Ronald Perleman and Rabbi Avrohom Shemtov
The daughter of cosmetics tycoon Ron Perelman has accused her uncle of stealing millions in inheritance from her late grandfather, the newsstand millionaire Robert Cohen.
Lawyers for Samantha Perelman told a New Jersey probate court that James Cohen, her late mother's brother, had tricked his father into cutting her out of his will.
In opening statements Paul Rowe, for Miss Perelman, claimed that there was 'overwhelming' evidence that Mr Cohen took advantage of his ailing father to seize control of the $800million Hudson News Company.
Mr Cohen denies the claims. His lawyer contended yesterday that Miss Cohen, who at 23 is already a multimillionairess in her own right, was scheming to deny Robert Cohen's only living child out of his inheritance.
The elder Cohen, who died last year aged 86 after a 13-year battle with Parkinson's built Hudson News into a retail empire starting with a Newark, New Jersey news stand.
After his death last year he left the company to his son James, who then sold it and collected $600million from the deal.
Miss Perelman is the daughter of former New York Daily News gossip columnist Claudia Cohen, James Cohen's sister, who died in 2007 leaving her child a $60million fortune.

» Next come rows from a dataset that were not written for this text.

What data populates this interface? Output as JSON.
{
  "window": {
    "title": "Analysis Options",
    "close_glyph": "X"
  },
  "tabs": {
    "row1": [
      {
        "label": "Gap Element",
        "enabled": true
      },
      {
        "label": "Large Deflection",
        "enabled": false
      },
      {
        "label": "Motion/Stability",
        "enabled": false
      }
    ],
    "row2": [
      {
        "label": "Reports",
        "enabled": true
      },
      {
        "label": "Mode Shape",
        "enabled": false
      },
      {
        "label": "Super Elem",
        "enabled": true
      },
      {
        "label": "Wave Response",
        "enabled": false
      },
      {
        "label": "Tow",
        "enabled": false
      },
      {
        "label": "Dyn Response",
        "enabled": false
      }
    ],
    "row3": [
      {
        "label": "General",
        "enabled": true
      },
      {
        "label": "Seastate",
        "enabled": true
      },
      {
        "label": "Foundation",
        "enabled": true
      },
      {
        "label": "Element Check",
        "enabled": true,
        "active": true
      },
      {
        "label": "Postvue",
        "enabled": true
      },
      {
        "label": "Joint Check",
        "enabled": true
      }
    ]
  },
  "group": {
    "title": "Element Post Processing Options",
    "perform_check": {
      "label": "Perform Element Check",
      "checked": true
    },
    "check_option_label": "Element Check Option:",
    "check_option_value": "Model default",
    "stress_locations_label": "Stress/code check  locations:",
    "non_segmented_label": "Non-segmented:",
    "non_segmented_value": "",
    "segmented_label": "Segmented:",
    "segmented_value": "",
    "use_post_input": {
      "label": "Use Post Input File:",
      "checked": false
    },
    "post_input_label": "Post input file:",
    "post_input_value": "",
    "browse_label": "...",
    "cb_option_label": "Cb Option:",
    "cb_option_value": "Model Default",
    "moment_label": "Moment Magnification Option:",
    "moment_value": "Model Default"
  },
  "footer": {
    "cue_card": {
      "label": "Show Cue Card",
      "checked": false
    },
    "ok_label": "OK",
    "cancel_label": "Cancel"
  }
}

Meanwhile, her father, Ron Perelman, is worth an estimated $12billion, made through leveraged buyouts of companies and his stake in Revlon cosmetics.
Benjamin Clarke, for James Cohen, told the court that his client's media mogul father was 'not the kind of person you told what to do,' the New York Daily News reported.
'Robert Cohen was the kind of person who told you what to do,' the lawyer said, adding that the only possible exception to that was his 'little cupcake' granddaughter, Miss Perelman.
He portrayed the plaintiff as greedy and selfish, claiming that she did not even bother to see her grandfather in the final years of his life.
'She wants to believe that she, the daughter of one of the wealthiest people in the world, should [inherit] hundreds of millions of dollars generated by the sale of a company that James Cohen, not Robert Cohen, owned,' Mr Clarke told the court.
Miss Perelman's lawyer argued that it was Mr Cohen who was the greedy one, alleging that he had taken advantage of his father's deteriorating mental state to exclude his niece from her rightful inheritance.
Robert Cohen's decline began in 1999, said Mr Rowe, when the tycoon was diagnosed with Parkinson's. In 2004 he was battling liver cancer and that year also lost control of his limbs and bodily functions.
By 2009, the year he wrote his last will naming his son James as sole beneficiary, the businessman was so incapacitated that he was unable even to blink.
A spokesman for Miss Perelman has claimed that she was prevented from seeing her ailing grandfather in the final years of his life.
Mr Rowe has asked the court to throw out that will and reinstate one written in 2004, which had left Claudia Perelman, Miss Perelman's late mother, valuables including a 30-carat diamond ring worth $10million and his private jet, as well as $25million in cash.
Since Miss Perelman was the main beneficiary of her mother's estate she stands to inherit most of that fortune.
Mr Clarke countered that Robert Cohen had transferred Hudson News to his son in a bit of nifty estate planning that helped avoid a big tax bill.
He also contended that the elder Cohen had been upset with his granddaughter for challenging his mental competency in a previous case.
Furthermore, he added, even under the 2009 will, Miss Perelman still stands to inherit the £10million ring.
The case continues.